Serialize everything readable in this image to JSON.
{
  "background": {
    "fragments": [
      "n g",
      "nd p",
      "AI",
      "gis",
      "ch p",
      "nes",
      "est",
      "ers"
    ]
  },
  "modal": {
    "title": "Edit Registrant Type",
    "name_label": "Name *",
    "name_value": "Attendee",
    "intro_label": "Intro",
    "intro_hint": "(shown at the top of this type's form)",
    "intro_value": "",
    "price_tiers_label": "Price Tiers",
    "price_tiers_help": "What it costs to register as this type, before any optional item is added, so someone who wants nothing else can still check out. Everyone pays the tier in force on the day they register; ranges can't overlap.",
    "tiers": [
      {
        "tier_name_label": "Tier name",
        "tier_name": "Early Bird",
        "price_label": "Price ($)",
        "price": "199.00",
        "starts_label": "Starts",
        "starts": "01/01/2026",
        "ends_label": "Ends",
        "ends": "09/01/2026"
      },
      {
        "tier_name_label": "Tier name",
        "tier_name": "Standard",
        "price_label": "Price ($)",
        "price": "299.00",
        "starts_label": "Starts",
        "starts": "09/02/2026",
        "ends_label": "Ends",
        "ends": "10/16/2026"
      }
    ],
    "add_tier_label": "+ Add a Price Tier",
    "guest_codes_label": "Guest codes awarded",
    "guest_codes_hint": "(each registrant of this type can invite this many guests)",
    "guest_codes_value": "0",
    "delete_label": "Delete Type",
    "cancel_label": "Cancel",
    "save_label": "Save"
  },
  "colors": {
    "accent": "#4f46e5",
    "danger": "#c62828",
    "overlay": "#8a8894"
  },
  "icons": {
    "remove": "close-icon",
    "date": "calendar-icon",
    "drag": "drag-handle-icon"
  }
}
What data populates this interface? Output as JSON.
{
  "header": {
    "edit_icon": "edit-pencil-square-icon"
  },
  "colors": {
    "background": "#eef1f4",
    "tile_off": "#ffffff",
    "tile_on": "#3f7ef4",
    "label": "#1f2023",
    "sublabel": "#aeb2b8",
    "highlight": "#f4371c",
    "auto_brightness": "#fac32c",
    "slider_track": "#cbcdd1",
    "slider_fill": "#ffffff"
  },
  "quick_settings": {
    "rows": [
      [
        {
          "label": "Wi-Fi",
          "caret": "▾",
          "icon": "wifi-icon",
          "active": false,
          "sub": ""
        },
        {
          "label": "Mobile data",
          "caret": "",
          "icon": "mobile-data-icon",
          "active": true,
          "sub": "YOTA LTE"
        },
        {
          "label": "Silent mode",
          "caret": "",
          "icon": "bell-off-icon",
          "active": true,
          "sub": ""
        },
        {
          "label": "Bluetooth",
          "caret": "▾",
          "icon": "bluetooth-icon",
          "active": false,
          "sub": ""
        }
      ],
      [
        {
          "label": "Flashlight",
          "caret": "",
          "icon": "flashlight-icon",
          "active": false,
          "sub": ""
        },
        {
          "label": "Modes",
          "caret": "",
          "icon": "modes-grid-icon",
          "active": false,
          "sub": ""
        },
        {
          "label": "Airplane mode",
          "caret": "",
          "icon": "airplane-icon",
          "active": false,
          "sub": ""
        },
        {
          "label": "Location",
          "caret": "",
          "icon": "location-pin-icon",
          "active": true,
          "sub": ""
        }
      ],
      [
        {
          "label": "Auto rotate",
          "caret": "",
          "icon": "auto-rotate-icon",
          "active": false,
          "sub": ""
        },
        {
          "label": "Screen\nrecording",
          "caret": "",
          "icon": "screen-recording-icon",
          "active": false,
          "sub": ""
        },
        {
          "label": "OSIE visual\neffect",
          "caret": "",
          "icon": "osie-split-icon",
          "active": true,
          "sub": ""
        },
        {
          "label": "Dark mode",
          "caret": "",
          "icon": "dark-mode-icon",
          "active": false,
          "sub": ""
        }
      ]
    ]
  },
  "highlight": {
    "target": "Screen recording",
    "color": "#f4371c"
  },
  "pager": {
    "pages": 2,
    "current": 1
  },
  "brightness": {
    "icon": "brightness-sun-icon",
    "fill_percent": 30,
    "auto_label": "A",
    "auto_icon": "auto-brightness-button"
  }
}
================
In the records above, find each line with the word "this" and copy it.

Serialize everything readable in this image to JSON.
    "intro_hint": "(shown at the top of this type's form)",
    "price_tiers_help": "What it costs to register as this type, before any optional item is added, so someone who wants nothing else can still check out. Everyone pays the tier in force on the day they register; ranges can't overlap.",
    "guest_codes_hint": "(each registrant of this type can invite this many guests)",
What data populates this interface? Output as JSON.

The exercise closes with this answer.